US4725110 *Oct 27, 1986Feb 16, 1988United Technologies CorporationMethod for impressing gratings within fiber optics
US4749248 *Nov 6, 1985Jun 7, 1988American Telephone And Telegraph Company At&T Bell LaboratoriesDevice for tapping radiation from, or injecting radiation into, single made optical fiber, and communication system comprising same
US4784452 *Aug 1, 1986Nov 15, 1988Ensign-Bickford Optics Co.Optical fiber coupler
US4793680 *May 21, 1987Dec 27, 1988Stc PlcInduced grating devices and method of making same
US4898444 *Nov 30, 1988Feb 6, 1990American Telephone And Telegraph CompanyNon-invasive optical coupler
US4932989 *Apr 5, 1989Jun 12, 1990At&T Bell LaboratoriesMethod and apparatus for fabricating microlenses on optical fibers
JPH01319710A * Title not available
JPS6421404A * Title not available
JPS6484928A * Title not available
JPS56126818A * Title not available
JPS63163308A * Title not available
JPS63208813A * Title not available
Non-Patent Citations
Reference
1Znotins, Thomas A.; Poulin, Darcy; Reid, John, "Excimer Lasers: On Emerging Technology in Materials Processing", Laser Focus/Electro-Optics, (May, 1987), pp. 54-70.
2 *Znotins, Thomas A.; Poulin, Darcy; Reid, John, Excimer Lasers: On Emerging Technology in Materials Processing , Laser Focus/Electro Optics, (May, 1987), pp. 54 70.
Referenced by
Citing PatentFiling datePublication dateApplicantTitle
US6361219 *Jul 29, 1999Mar 26, 2002Lucent Technologies Inc.End finishing of plastic optical fibers using laser ablation
US7413688 *Sep 17, 2001Aug 19, 2008Kenneth NoddingsFabrication of optical devices and assemblies
US8021058Aug 18, 2008Sep 20, 2011Kenneth NoddingsFabrication of optical devices and assemblies
US20030053770 *Sep 17, 2001Mar 20, 2003Kenneth NoddingsFabrication of optical devices and assemblies
US20110219237 *Aug 31, 2010Sep 8, 2011Mcafee, Inc., A Delaware CorporationDocument registration
Classifications
U.S. Classification65/392, 156/158, 65/407, 264/1.25, 385/31, 264/261
International ClassificationG02B6/28
Cooperative ClassificationG02B6/2852
European ClassificationG02B6/28B10
Legal Events
DateCodeEventDescription
Feb 20, 1990ASAssignment
Owner name: AMERICAN TELEPHONE AND TELEGRAPH COMPANY, NEW YORK
Free format text: ASSIGNMENT OF ASSIGNORS INTEREST.;ASSIGNORS:COYLE, RICHARD J. JR.;GRIMES, GARY J.;HAAS, LAWRENCE J.;AND OTHERS;REEL/FRAME:005247/0773;SIGNING DATES FROM 19900206 TO 19900214

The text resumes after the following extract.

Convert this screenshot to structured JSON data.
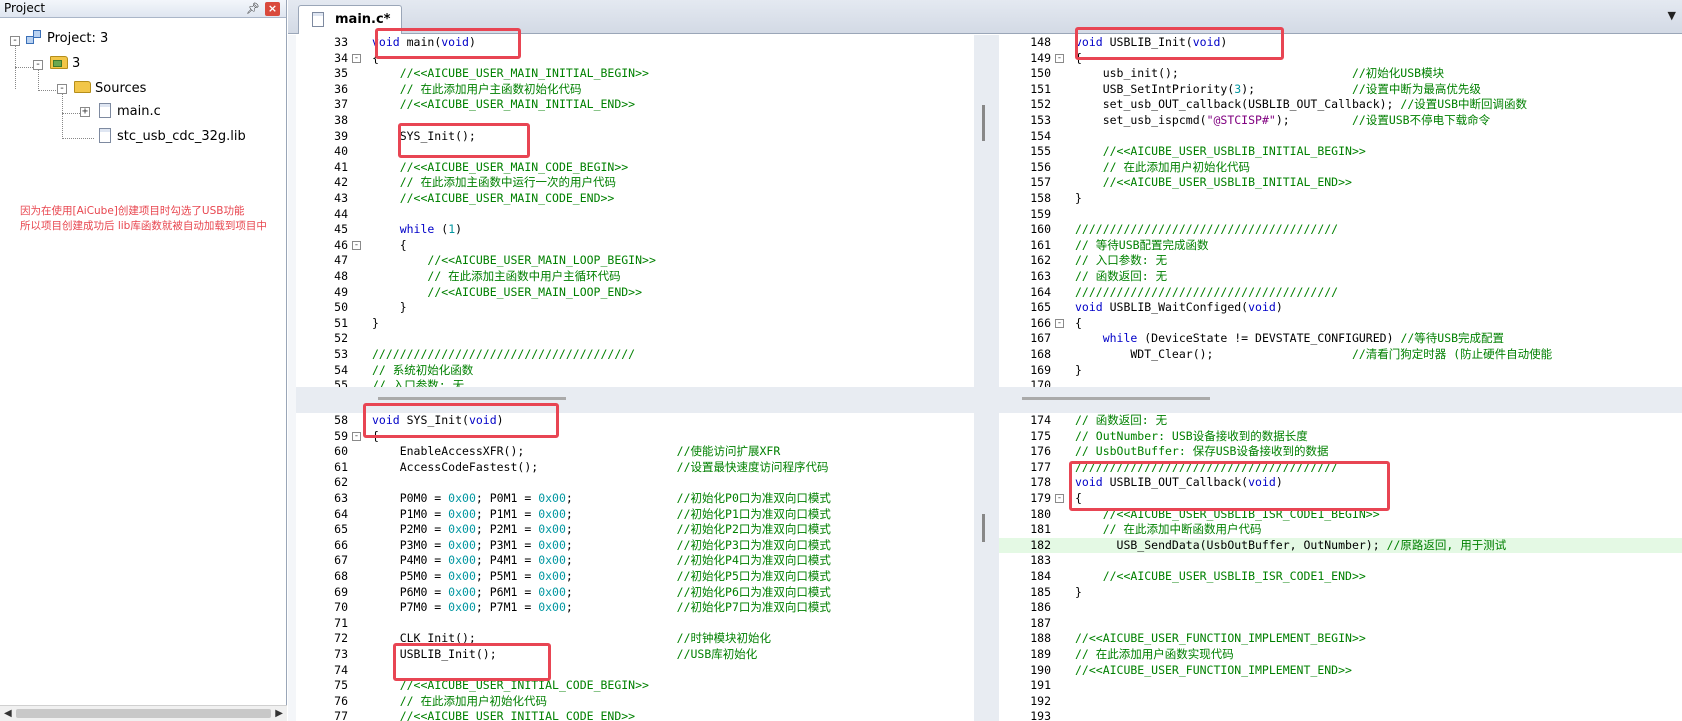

Oct 28, 1994FPAYFee payment
Year of fee payment: 4
Oct 1, 1998FPAYFee payment
Year of fee payment: 8
Jan 8, 2003REMIMaintenance fee reminder mailed
Jun 25, 2003LAPSLapse for failure to pay maintenance fees

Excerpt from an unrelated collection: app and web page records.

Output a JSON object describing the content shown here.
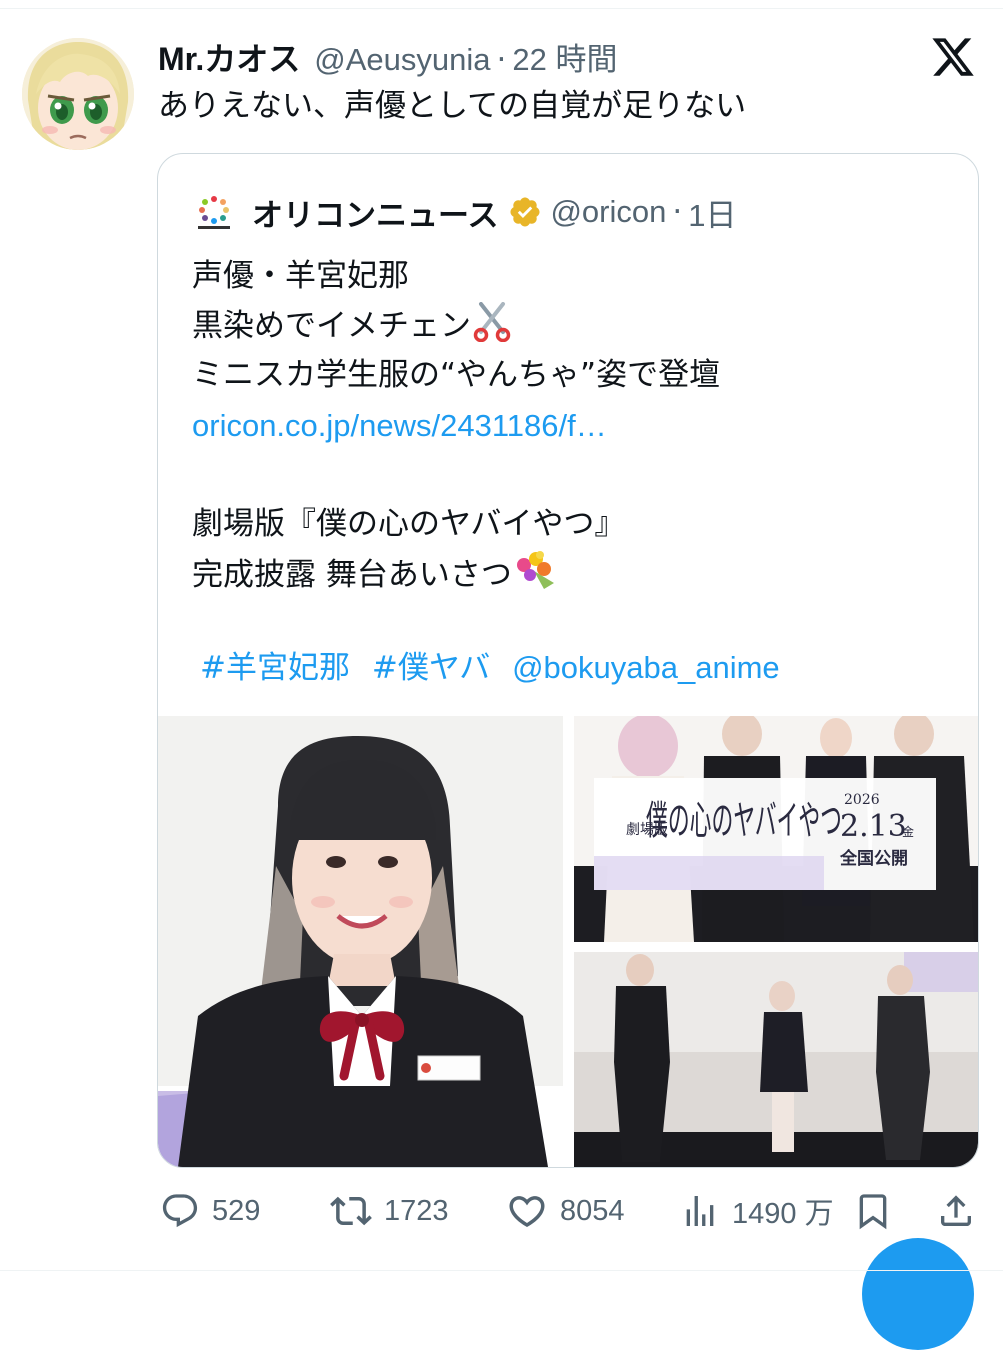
{
  "tweet": {
    "display_name": "Mr.カオス",
    "handle": "@Aeusyunia",
    "separator": "·",
    "time": "22 時間",
    "text": "ありえない、声優としての自覚が足りない"
  },
  "quote": {
    "name": "オリコンニュース",
    "handle": "@oricon",
    "separator": "·",
    "time": "1日",
    "lines": [
      "声優・羊宮妃那",
      "黒染めでイメチェン",
      "ミニスカ学生服の“やんちゃ”姿で登壇",
      "oricon.co.jp/news/2431186/f…",
      "",
      "劇場版『僕の心のヤバイやつ』",
      "完成披露 舞台あいさつ"
    ],
    "tags": [
      "#羊宮妃那",
      "#僕ヤバ",
      "@bokuyaba_anime"
    ],
    "media": {
      "main_image": "actress-photo",
      "top_right_image": "cast-with-poster-photo",
      "bottom_right_image": "stage-greeting-photo",
      "poster_title": "僕の心のヤバイやつ",
      "poster_label": "劇場版",
      "poster_year": "2026",
      "poster_date": "2.13",
      "poster_weekday": "金",
      "poster_release": "全国公開"
    }
  },
  "actions": {
    "replies": "529",
    "reposts": "1723",
    "likes": "8054",
    "views": "1490 万"
  },
  "colors": {
    "link": "#1d9bf0",
    "muted": "#536471",
    "text": "#0f1419",
    "border": "#cfd9de",
    "verified_gold": "#e8b528"
  },
  "icons": [
    "x-logo",
    "verified-badge",
    "reply-icon",
    "repost-icon",
    "like-icon",
    "views-icon",
    "bookmark-icon",
    "share-icon"
  ]
}
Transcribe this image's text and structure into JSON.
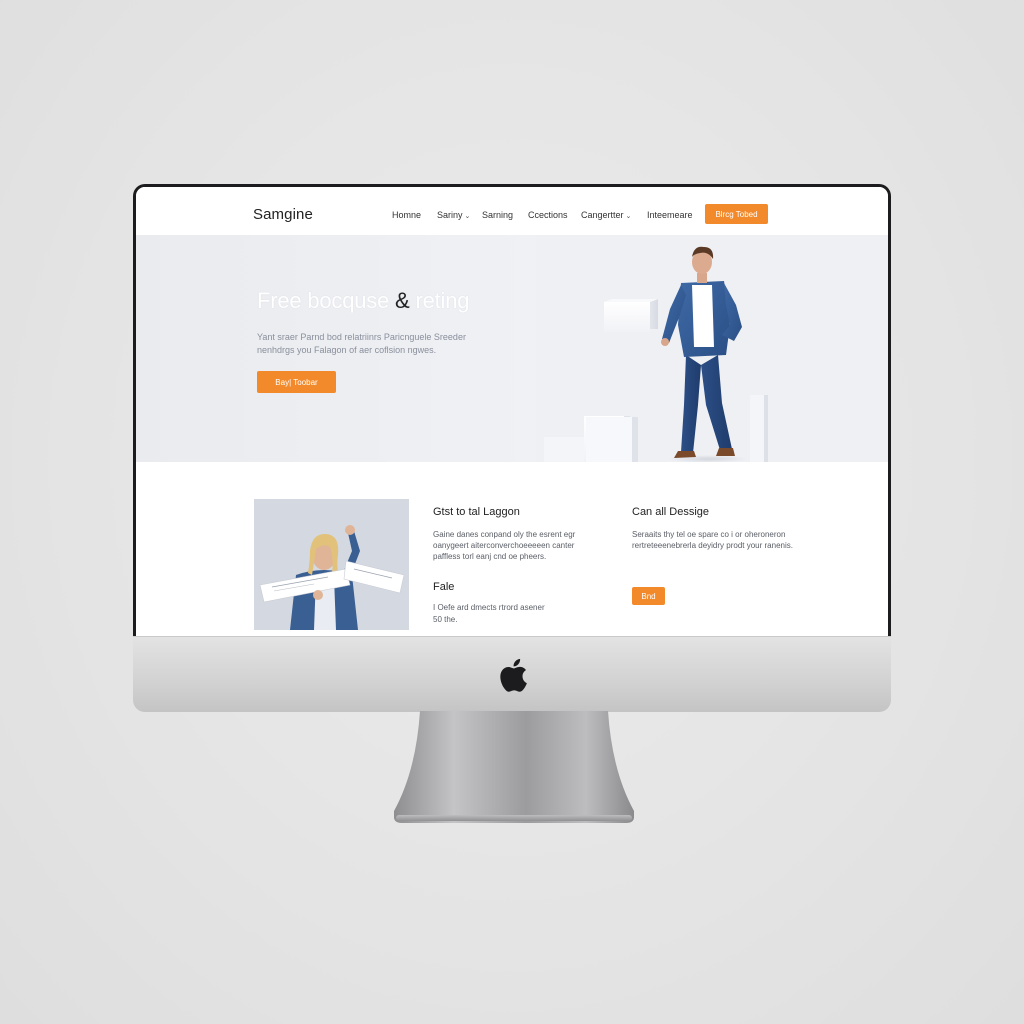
{
  "header": {
    "brand": "Samgine",
    "nav": [
      {
        "label": "Homne",
        "has_chevron": false
      },
      {
        "label": "Sariny",
        "has_chevron": true
      },
      {
        "label": "Sarning",
        "has_chevron": false
      },
      {
        "label": "Ccections",
        "has_chevron": false
      },
      {
        "label": "Cangertter",
        "has_chevron": true
      },
      {
        "label": "Inteemeare",
        "has_chevron": false
      }
    ],
    "cta_label": "Blrcg Tobed"
  },
  "hero": {
    "title_part1": "Free bocquse ",
    "title_amp": "&",
    "title_part2": " reting",
    "subtitle": "Yant sraer Parnd bod relatriinrs Paricnguele Sreeder nenhdrgs you Falagon of aer coflsion ngwes.",
    "cta_label": "Bay| Toobar"
  },
  "features": {
    "col_a": {
      "title": "Gtst to tal Laggon",
      "text": "Gaine danes conpand oly the esrent egr oanygeert aiterconverchoeeeeen canter paffless torl eanj cnd oe pheers.",
      "subtitle": "Fale",
      "subtext": "I Oefe ard dmects rtrord asener 50 the."
    },
    "col_b": {
      "title": "Can all Dessige",
      "text": "Seraaits thy tel oe spare co i or oheroneron rertreteeenebrerla deyidry prodt your ranenis.",
      "cta_label": "Bnd"
    }
  },
  "colors": {
    "accent": "#f28a2b",
    "hero_bg": "#eef0f4",
    "bezel": "#1c1c1e"
  },
  "icons": {
    "chin_logo": "apple-logo"
  }
}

Aug 19, 2003FPExpired due to failure to pay maintenance fee
Effective date: 20030625